The Johns Hopkins University

Students from the Program in Museums and Society at The Johns Hopkins University are working with Martina Bagnoli to create an audio tour for the exhibition. The students will select works of art from the exhibition and prepare brief narratives to help visitors place these objects in context and gain a fuller appreciation of how reliquaries were experienced by medieval viewers.

A Walters Pilgrimage

In conjunction with Treasures of Heaven, the Walters will create a free self-guided tour entitled A Walters Pilgrimage. Based on the model of a medieval pilgrim’s journey from sacred site to sacred site, this tour will lead a visiting “pilgrim” through the galleries to discover works of art that engage with Treasures of Heaven themes. From Egyptian mummies to Asian pagodas, the selection of objects brings the wide ranging traditions of relic worship and reliquary decoration into focus.

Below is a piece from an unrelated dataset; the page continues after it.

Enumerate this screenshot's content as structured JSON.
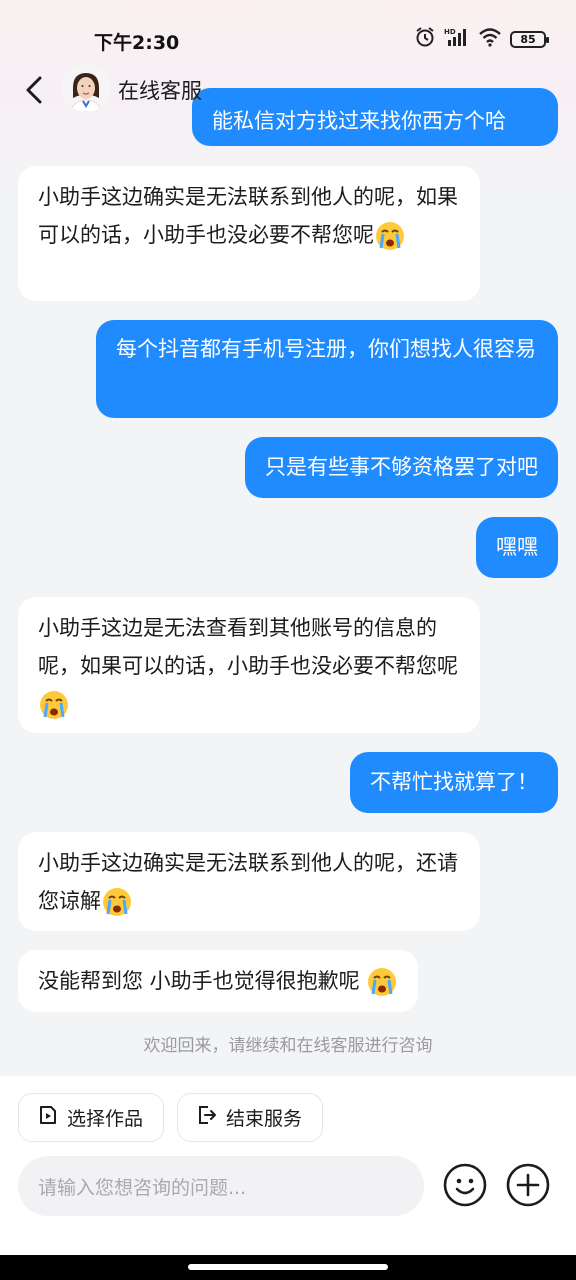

This exhibition tour began in Cleveland where it ran from Oct. 17, 2010–Jan. 17, 2011. The exhibition will be on view at the Walters from Feb. 13–May 15, 2011, and then travel to the British Museum in London from June 23–Oct. 9, 2011.


A joint publication of the Walters Art Museum, the Cleveland Museum of Art and the British Museum, the 280-page illustrated catalogue accompanying the exhibition comprises ten essays and detailed catalogue entries covering 140 objects. The book was edited by Martina Bagnoli, Holger Klein, associate professor of art history and archaeology at Columbia University, Griffith Mann, chief curator at the Cleveland Museum of Art and James Robinson, curator of late medieval Europe at the British Museum, with contributions from leading experts in medieval art and religion. The hard cover edition, distributed in North America by Yale University Press, New Haven and London, is $65, and the soft cover edition (available at the venues and through the respective museum stores) is $39.95. A United Kingdom edition of the book will be published by the British Museum Press and the trade edition distributed outside of North America by Thames & Hudson.


Museum hours are 10 a.m.–5 p.m. Wednesday through Sunday.

The Walters Art Museum

The Walters Art Museum is located in downtown Baltimore’s historic Mount Vernon Cultural District at North Charles and Centre streets and is one of only a few museums worldwide to present a comprehensive history of art from the third millennium B.C. to the early 20th century. Collection highlights include Egyptian mummies, Renaissance suits of armor, Fabergé eggs, Art Nouveau jewelry and old master paintings. Among its thousands of treasures, the Walters holds the finest collection of ivories, jewelry, enamels and bronzes in America and a spectacular reserve of illuminated manuscripts and rare books. The Walters’ Egyptian, Greek and Roman, Byzantine, Ethiopian and western medieval art collections are among the best in the nation, as are the museum’s holdings of Renaissance and Asian art. Every major trend in French painting during the 19th century is represented by one or more works in the Walters’ collection.